Jan Both was the main pioneer of Italianate landscape in 17th-century Holland. He introduced to Dutch landscape a style based on the work of Claude in Rome. His Italianate landscape style was developed by such painters as Nicolaes Berchem in Haarlem. It also influenced the development of Cuyp.
Jan Both was born in Utrecht, the son of a glass painter and engraver, and probably trained there under Abraham Bloemaert. He was in Rome by 1638, living with his elder brother, Andries. He returned to Utrecht about 1641, where he remained. Jan Both imitates the light of the Roman Campagna as depicted by Claude, rather than his pictorial construction. His landscapes sometimes include views of Rome and Tivoli. He occasionally produced religious or mythological scenes with figures by other painters, such as the Gallery's 'A Landscape with the Judgement of Paris'.

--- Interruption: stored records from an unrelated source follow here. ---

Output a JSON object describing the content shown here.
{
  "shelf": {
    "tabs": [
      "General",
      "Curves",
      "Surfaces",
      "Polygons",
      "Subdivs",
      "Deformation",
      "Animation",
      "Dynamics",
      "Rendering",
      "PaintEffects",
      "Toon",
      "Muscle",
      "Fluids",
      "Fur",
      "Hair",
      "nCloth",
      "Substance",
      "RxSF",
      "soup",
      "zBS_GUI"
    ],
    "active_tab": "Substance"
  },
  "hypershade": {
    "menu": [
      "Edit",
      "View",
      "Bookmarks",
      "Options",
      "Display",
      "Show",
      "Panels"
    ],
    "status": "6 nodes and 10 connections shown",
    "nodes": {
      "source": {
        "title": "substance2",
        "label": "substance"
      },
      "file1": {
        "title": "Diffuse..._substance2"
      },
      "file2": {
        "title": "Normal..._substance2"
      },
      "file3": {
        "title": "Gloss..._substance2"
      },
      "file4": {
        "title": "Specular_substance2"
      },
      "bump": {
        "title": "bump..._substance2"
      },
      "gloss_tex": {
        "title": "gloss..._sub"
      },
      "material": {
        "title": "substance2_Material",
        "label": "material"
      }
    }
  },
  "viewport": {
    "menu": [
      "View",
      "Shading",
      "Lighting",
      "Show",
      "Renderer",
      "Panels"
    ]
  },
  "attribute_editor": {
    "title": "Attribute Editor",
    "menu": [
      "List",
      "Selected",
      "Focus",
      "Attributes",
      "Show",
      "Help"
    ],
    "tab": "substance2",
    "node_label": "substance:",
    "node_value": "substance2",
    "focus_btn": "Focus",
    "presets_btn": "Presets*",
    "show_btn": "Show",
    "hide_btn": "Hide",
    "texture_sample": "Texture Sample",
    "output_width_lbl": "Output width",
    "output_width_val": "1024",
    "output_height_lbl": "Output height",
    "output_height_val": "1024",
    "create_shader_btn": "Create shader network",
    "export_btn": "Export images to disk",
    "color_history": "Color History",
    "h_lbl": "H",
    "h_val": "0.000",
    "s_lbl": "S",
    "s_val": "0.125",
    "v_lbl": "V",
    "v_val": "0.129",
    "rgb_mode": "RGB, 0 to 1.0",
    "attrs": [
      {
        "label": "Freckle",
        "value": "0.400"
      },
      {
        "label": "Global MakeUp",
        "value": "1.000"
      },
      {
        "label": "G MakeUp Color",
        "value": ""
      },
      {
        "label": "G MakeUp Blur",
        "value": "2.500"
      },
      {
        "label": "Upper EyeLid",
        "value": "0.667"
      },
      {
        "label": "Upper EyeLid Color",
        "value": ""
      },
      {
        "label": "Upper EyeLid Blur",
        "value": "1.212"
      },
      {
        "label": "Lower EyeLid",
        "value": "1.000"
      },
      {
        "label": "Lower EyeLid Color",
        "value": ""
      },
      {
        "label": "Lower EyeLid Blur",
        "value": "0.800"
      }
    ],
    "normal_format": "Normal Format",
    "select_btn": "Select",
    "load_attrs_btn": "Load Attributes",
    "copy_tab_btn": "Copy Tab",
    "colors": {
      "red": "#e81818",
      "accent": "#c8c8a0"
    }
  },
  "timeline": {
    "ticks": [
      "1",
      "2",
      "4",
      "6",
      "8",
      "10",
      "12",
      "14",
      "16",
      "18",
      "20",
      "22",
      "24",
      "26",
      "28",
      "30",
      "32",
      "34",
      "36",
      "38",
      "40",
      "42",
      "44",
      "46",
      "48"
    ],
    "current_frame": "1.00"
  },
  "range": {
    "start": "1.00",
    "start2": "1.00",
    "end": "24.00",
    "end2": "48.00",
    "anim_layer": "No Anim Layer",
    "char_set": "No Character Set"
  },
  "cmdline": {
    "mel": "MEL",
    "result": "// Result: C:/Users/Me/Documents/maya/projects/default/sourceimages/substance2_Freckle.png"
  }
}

He rarely dated his works, and they can be difficult to place exactly. Like the Italianate landscapes of Cuyp, Both's works were prized by Dutch patricians, who preferred them to the native Dutch landscapes in the manner of Van Goyen.